Exercise prompt |
Each entry below has to be written out again exactly.

═══ Working data

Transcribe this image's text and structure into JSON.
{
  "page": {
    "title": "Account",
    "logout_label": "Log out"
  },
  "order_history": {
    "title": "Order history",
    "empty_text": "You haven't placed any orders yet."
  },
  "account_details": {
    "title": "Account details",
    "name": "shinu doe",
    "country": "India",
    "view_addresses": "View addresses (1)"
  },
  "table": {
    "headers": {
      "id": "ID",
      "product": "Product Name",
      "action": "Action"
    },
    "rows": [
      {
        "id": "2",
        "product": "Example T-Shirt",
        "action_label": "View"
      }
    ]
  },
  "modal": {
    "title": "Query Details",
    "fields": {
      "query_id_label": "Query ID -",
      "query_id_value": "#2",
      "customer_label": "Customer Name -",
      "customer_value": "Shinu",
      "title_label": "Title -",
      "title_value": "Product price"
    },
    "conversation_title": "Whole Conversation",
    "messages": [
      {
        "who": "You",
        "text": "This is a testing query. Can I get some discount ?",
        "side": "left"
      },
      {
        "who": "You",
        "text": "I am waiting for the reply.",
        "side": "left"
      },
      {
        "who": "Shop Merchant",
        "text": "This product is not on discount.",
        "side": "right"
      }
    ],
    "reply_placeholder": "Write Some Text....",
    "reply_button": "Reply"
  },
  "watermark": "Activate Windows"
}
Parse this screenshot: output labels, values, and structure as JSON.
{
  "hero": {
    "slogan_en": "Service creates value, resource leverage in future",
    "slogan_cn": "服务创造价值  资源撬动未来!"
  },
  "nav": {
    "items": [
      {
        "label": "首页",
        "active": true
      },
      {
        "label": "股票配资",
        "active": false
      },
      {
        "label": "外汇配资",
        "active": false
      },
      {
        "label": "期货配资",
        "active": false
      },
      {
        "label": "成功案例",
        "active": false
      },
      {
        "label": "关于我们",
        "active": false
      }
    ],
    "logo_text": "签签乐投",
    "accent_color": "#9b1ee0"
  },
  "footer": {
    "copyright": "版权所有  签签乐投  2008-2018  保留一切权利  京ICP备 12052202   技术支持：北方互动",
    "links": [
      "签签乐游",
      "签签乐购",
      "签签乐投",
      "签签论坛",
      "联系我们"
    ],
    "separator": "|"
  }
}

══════

Final answer |
Transcribe this image's text and structure into JSON.
{
  "page": {
    "title": "Account",
    "logout_label": "Log out"
  },
  "order_history": {
    "title": "Order history",
    "empty_text": "You haven't placed any orders yet."
  },
  "account_details": {
    "title": "Account details",
    "name": "shinu doe",
    "country": "India",
    "view_addresses": "View addresses (1)"
  },
  "table": {
    "headers": {
      "id": "ID",
      "product": "Product Name",
      "action": "Action"
    },
    "rows": [
      {
        "id": "2",
        "product": "Example T-Shirt",
        "action_label": "View"
      }
    ]
  },
  "modal": {
    "title": "Query Details",
    "fields": {
      "query_id_label": "Query ID -",
      "query_id_value": "#2",
      "customer_label": "Customer Name -",
      "customer_value": "Shinu",
      "title_label": "Title -",
      "title_value": "Product price"
    },
    "conversation_title": "Whole Conversation",
    "messages": [
      {
        "who": "You",
        "text": "This is a testing query. Can I get some discount ?",
        "side": "left"
      },
      {
        "who": "You",
        "text": "I am waiting for the reply.",
        "side": "left"
      },
      {
        "who": "Shop Merchant",
        "text": "This product is not on discount.",
        "side": "right"
      }
    ],
    "reply_placeholder": "Write Some Text....",
    "reply_button": "Reply"
  },
  "watermark": "Activate Windows"
}
Parse this screenshot: output labels, values, and structure as JSON.
{
  "hero": {
    "slogan_en": "Service creates value, resource leverage in future",
    "slogan_cn": "服务创造价值  资源撬动未来!"
  },
  "nav": {
    "items": [
      {
        "label": "首页",
        "active": true
      },
      {
        "label": "股票配资",
        "active": false
      },
      {
        "label": "外汇配资",
        "active": false
      },
      {
        "label": "期货配资",
        "active": false
      },
      {
        "label": "成功案例",
        "active": false
      },
      {
        "label": "关于我们",
        "active": false
      }
    ],
    "logo_text": "签签乐投",
    "accent_color": "#9b1ee0"
  },
  "footer": {
    "copyright": "版权所有  签签乐投  2008-2018  保留一切权利  京ICP备 12052202   技术支持：北方互动",
    "links": [
      "签签乐游",
      "签签乐购",
      "签签乐投",
      "签签论坛",
      "联系我们"
    ],
    "separator": "|"
  }
}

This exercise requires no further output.